This is the main part of your cover letter and where you need to shine.
Let the reader know that you have done your homework. Outline your understanding of their need – why are they hiring for this role? What problems are they looking to fix? What growth opportunities are they looking to take advantage of?
Against this backdrop of their need, now make it really clear how your skills and experiences can help meet that need. Give examples of where you have done similar before, or how you might approach the task.
Related Article: How Long Should a Cover Letter Be?
You need to be succinct here. You are trying to convey a lot of information in a short space. Don’t forget the purpose of a cover letter is to get your resume reviewed and an invite to interview – you can expend then.
This section will likely be 2-3 paragraphs.
Section 3: Conclusion and Contact
Wrap up your cover letter by summarizing your enthusiasm for the role and the value you can bring. State that you would love the opportunity to discuss your suitability for the role at interview.
This section should only be 1 paragraph long.
Cover Letter Quick Tips
Here we list a number of quick tips that will make sure your cover letter serves its purpose:
- Address your letter to a specific individual if you can, using their correct name and title.
- Make sure your cover letter is error free! No spelling mistakes, correct use of grammar and punctuation are all basic essentials.
- Stick to one page of A4. Any longer than that and it starts to become a chore to read. If it’s less than half a page then it probably doesn’t include enough information and is verging on useless.
- Use short sentences, that are easy to read. It’s a business document, not a literary piece.
- Include your contact details (email and phone number as a minimum).
- Make use of spacing to make it easy on the eye. Have spacing between each paragraph, and a consistent margin on all sides.

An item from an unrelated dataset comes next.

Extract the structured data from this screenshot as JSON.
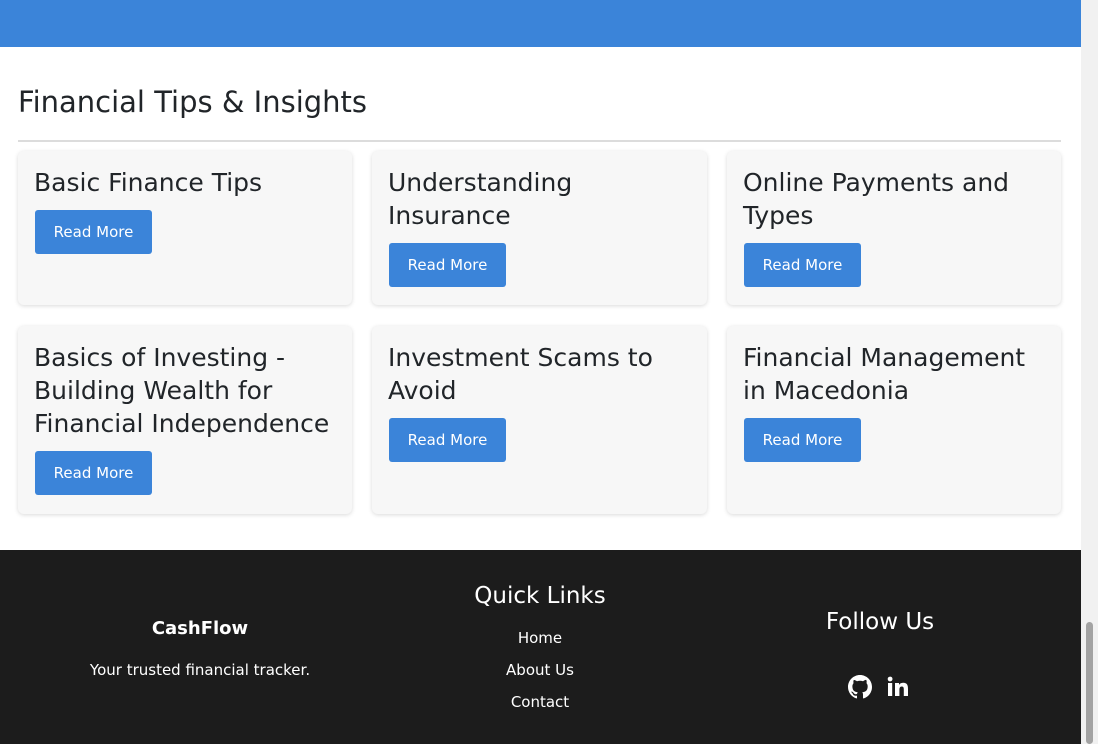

- Keep the appearance consistent with your resume, using the same font and text size.
- Save your document using the same style as your resume. For example, ‘John Doe – Resume’ and ‘John Doe – Cover Letter’.